Board of Education member Robert Frisch, state Sen. J.B. Jennings, Del. Pat McDonough, Arden McClune, director of the Harford County Department of Parks and Recreation and County Councilman Joe Woods all addressed the students.
Jennings, who also spoke at Bel Air High's graduation, told graduates they had experienced thousands of school lunches, bus rides and quizzes and tests in their years at public school students.
"You all have been given one of the greatest educations in the world," he said. "It is up to you to succeed and move forward with it."
McClune reminded the graduates "learning is a lifelong activity."
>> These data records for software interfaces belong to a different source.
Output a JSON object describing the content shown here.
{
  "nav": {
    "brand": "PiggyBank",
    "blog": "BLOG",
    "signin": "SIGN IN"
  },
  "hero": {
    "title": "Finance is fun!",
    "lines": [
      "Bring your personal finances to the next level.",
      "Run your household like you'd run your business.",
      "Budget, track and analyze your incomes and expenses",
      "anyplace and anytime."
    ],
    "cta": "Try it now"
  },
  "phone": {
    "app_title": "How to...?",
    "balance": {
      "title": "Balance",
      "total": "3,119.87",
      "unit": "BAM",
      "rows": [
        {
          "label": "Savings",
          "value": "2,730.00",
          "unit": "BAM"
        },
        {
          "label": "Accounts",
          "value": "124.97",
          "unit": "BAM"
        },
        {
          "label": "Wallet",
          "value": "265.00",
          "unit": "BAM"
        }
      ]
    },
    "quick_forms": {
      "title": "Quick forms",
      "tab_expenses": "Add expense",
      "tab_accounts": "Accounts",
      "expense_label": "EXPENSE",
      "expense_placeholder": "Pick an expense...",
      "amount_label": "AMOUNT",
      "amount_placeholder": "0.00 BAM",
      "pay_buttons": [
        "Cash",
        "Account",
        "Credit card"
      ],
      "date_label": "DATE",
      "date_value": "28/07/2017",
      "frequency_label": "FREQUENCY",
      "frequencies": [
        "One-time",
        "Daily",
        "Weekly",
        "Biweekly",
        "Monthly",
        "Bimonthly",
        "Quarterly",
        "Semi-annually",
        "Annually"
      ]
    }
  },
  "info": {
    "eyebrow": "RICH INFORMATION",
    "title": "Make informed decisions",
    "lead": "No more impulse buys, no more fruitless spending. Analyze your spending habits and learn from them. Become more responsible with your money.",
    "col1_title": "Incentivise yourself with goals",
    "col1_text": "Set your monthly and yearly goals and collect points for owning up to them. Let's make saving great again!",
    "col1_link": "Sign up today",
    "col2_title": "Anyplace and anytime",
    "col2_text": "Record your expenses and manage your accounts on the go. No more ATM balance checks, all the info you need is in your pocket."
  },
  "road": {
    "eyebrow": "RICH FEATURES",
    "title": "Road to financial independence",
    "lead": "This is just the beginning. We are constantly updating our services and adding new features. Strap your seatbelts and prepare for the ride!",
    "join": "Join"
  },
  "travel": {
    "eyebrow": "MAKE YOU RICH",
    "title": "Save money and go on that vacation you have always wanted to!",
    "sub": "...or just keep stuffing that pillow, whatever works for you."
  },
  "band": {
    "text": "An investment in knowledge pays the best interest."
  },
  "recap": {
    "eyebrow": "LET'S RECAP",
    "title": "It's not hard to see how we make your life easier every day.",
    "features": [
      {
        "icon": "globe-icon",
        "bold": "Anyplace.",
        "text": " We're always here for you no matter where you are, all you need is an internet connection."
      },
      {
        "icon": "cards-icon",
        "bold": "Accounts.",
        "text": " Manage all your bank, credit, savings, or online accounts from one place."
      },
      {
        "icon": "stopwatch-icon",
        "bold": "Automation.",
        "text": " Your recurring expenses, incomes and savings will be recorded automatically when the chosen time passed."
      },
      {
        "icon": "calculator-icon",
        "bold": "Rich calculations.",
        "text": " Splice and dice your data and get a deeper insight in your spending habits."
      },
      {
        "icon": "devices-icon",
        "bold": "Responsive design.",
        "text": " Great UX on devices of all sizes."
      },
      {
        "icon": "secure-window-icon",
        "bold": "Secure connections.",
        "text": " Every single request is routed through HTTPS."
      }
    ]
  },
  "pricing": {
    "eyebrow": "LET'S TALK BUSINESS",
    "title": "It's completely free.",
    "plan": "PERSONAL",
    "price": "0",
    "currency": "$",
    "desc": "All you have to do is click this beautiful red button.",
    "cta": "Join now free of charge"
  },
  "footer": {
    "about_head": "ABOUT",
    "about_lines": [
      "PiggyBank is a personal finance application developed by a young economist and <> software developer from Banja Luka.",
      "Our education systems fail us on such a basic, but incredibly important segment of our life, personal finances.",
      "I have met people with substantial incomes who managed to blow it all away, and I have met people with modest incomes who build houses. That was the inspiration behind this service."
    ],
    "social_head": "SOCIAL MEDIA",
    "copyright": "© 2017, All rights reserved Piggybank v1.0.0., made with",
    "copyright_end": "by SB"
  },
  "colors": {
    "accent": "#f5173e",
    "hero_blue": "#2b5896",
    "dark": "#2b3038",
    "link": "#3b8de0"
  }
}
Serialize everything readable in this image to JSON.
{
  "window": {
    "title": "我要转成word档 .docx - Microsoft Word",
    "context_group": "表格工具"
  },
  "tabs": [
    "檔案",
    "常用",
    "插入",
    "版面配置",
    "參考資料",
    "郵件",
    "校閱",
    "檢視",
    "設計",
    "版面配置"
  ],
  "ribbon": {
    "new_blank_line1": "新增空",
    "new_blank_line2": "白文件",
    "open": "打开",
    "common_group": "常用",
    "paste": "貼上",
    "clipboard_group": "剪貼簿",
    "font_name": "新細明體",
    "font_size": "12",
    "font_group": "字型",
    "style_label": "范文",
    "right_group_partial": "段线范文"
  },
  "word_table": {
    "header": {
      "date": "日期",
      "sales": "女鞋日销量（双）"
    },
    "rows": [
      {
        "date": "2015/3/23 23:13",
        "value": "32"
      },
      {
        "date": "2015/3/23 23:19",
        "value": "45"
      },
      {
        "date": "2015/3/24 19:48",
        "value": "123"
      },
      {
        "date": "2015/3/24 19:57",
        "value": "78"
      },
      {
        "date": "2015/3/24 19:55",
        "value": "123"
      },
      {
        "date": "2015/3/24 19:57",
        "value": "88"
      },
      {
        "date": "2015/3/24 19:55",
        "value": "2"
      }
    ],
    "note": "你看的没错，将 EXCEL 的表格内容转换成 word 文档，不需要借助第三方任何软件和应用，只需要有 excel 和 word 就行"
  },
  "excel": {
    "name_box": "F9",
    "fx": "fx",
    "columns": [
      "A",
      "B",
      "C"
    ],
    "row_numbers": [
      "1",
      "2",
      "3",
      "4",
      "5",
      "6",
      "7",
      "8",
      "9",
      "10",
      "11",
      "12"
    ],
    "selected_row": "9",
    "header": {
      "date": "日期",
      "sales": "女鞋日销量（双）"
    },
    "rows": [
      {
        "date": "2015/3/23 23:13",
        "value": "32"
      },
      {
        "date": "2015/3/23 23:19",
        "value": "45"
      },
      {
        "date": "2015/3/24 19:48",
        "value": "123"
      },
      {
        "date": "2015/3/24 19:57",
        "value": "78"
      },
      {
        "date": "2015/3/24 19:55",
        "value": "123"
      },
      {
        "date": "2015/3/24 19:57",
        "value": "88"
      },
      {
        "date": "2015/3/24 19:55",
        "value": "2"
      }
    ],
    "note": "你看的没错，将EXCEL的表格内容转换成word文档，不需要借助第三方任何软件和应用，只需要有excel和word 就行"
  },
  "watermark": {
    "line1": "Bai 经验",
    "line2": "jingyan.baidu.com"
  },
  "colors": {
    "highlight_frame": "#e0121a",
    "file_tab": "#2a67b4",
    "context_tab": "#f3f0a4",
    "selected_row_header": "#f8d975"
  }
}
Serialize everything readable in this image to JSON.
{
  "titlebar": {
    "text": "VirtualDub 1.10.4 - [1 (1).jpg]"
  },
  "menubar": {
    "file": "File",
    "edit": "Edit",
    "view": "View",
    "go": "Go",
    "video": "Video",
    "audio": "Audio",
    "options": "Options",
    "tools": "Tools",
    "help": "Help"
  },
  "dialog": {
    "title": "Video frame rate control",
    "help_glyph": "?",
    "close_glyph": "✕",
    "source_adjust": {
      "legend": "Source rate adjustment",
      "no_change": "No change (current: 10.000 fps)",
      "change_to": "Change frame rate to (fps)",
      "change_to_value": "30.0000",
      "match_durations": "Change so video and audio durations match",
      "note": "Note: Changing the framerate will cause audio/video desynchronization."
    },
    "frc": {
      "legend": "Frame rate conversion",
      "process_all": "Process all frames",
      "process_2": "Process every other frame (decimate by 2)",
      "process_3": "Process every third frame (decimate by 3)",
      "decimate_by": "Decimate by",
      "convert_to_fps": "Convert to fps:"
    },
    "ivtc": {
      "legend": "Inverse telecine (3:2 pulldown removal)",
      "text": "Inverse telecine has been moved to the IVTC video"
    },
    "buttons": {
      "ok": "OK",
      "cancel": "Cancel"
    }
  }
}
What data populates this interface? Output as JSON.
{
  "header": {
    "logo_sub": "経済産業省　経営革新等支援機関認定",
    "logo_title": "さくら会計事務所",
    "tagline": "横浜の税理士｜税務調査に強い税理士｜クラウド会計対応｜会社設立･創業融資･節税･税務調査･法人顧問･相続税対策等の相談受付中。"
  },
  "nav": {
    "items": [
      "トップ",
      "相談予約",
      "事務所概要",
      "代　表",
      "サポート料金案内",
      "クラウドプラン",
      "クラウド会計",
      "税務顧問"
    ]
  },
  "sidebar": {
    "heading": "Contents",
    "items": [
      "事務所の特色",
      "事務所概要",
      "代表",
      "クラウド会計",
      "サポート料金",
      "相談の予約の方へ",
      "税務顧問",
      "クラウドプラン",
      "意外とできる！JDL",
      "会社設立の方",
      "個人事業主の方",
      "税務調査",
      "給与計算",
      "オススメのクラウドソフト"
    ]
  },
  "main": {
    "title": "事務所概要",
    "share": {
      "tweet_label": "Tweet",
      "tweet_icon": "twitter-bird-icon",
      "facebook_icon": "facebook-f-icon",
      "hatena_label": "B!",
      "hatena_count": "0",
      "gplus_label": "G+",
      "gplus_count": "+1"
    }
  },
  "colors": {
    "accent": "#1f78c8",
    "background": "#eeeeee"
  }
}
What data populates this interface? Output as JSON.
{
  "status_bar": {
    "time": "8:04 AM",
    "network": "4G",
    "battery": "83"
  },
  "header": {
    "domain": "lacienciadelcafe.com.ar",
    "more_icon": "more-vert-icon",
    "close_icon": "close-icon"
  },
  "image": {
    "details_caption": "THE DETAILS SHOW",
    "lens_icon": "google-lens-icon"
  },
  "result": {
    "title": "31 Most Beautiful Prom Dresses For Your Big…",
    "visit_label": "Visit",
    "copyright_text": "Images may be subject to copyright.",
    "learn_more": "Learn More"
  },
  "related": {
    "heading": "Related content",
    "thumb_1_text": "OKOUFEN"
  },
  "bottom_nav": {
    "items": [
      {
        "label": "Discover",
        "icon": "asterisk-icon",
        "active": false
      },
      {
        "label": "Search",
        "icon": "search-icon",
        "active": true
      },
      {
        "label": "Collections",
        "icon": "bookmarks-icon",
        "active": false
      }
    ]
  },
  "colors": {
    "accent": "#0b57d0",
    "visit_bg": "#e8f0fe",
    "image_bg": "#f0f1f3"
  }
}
"You'll continue to grow and change all of your life," she said. "We all remain a work in progress, congratulations!"
Friends and relatives of the graduates cheered and screamed with delight as each one's name was called to receive his or her diploma.
Joe and Sandy Klima of Forest Hill cheered as they heard the name of their niece, Stephanie DiMario.
"I'm relieved that the day's finally come, and she's on to a bright future," Sandy Klima said.
Tim Ollivett was equally proud of his son, Christopher, and noted his daughter recently graduated from college.
"It's kind of exciting and sad at the same time, because they're growing up and they're going on with their own lives," he said.
A.J. Alexander of Fallston shook his son Wyatt's hand as he exited the arena and told him, "you're a man now."
Wyatt, 17, who will be attending James Madison University in the fall, said he was "kind of nervous, but at the same time anxious to see what's next, what's to come."
Alexander said he expects his son will "go far if he applies himself."
"He has to work at it," he said. "It's not going to come easy, but he's got all the tools."
Principal Richard Jester presented the Class of 2013.
"Ladies and gentlemen, I proudly present to you, a group of young men and women ready to make an impact on the future!" he announced.